┏━━

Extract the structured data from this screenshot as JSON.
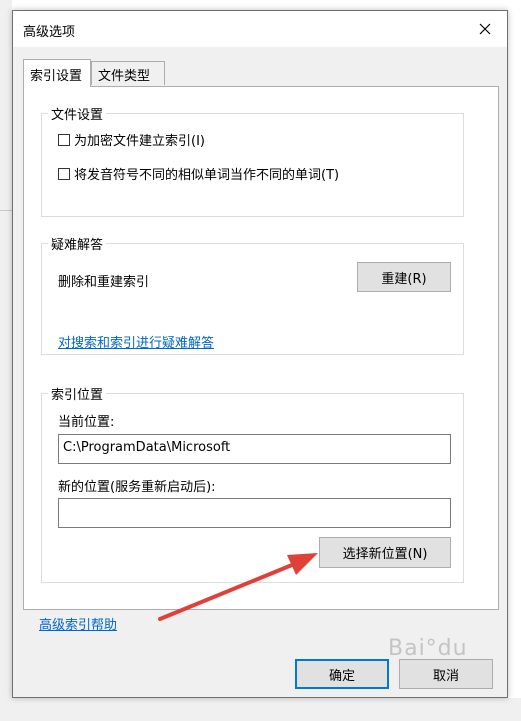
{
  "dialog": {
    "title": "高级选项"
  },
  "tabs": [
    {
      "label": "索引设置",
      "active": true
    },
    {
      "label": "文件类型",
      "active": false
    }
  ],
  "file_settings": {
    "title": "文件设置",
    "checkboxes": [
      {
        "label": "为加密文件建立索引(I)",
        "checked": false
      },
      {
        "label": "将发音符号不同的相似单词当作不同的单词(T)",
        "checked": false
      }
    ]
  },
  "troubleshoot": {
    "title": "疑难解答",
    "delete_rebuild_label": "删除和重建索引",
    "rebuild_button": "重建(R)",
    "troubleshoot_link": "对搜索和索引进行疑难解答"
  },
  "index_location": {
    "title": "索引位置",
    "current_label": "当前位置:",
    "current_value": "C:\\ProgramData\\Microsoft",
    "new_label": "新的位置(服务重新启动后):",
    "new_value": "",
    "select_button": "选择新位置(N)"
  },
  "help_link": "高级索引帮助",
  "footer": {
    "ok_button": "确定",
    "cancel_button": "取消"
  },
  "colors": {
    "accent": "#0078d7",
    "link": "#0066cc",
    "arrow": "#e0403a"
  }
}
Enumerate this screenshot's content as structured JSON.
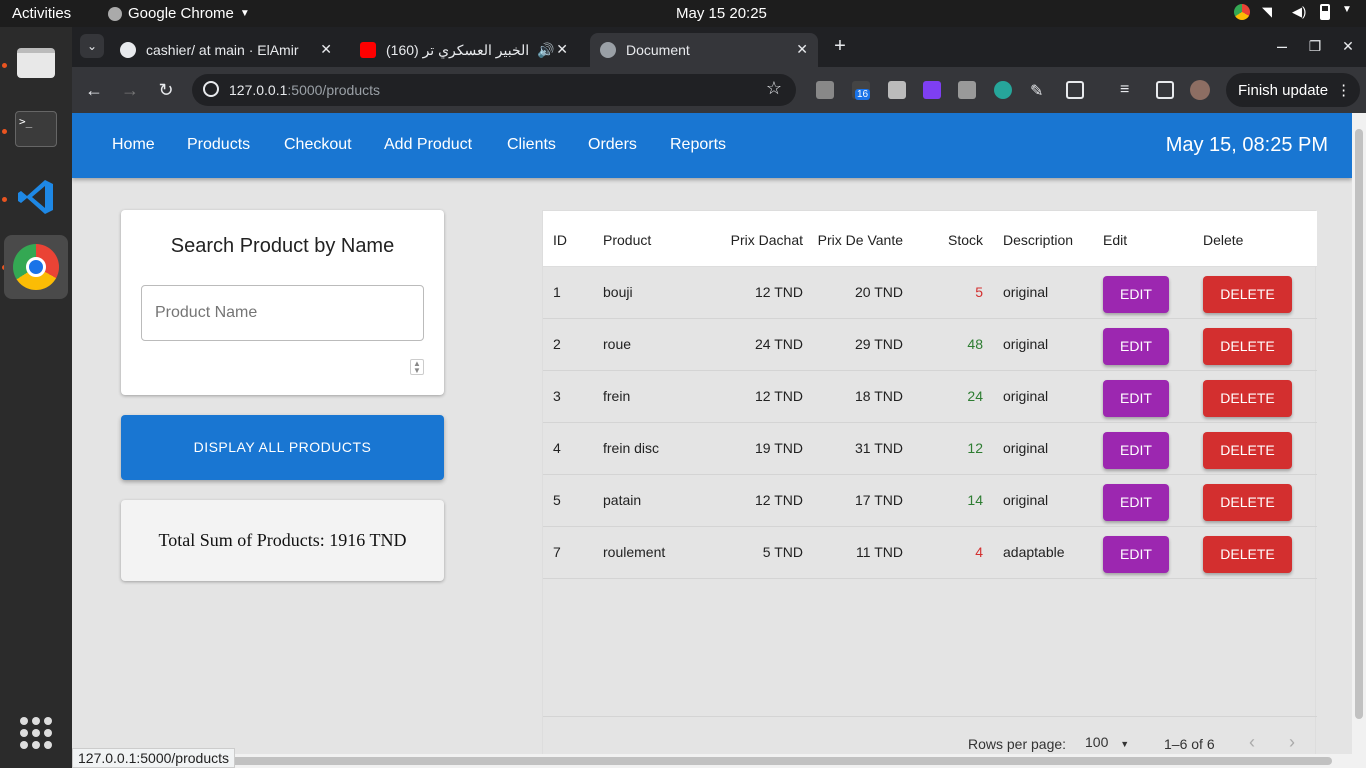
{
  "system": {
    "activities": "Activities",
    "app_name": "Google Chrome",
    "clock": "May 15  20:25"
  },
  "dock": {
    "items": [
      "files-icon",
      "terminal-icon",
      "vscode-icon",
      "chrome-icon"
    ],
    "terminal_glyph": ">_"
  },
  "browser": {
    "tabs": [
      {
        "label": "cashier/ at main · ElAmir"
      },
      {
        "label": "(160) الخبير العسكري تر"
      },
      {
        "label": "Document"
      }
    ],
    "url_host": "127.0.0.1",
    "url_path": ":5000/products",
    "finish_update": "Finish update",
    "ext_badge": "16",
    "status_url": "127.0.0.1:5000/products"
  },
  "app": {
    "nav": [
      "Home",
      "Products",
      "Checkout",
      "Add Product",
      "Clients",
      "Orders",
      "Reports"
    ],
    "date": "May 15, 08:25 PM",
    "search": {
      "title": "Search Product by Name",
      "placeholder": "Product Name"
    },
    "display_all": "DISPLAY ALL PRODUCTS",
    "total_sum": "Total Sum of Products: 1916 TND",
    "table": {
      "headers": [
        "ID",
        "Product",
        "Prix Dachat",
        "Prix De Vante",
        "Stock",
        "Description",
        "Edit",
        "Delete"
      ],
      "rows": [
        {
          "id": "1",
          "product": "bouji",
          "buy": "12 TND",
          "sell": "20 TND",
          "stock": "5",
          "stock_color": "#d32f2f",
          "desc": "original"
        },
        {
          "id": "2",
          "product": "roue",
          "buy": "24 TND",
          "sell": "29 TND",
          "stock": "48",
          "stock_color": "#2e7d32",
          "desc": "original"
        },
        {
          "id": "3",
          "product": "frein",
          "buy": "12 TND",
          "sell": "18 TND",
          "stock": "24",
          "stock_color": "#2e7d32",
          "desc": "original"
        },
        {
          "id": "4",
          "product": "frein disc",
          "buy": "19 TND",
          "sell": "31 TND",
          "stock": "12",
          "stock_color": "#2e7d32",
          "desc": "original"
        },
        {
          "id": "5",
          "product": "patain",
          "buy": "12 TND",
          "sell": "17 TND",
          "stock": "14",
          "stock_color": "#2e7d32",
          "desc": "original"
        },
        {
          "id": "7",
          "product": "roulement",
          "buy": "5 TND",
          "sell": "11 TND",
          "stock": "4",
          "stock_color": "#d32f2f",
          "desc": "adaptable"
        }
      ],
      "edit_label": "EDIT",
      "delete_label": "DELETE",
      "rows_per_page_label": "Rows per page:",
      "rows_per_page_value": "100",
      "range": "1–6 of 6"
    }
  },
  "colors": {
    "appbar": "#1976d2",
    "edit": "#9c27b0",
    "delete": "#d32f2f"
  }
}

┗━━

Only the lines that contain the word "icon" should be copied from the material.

      "files-icon",
      "terminal-icon",
      "vscode-icon",
      "chrome-icon"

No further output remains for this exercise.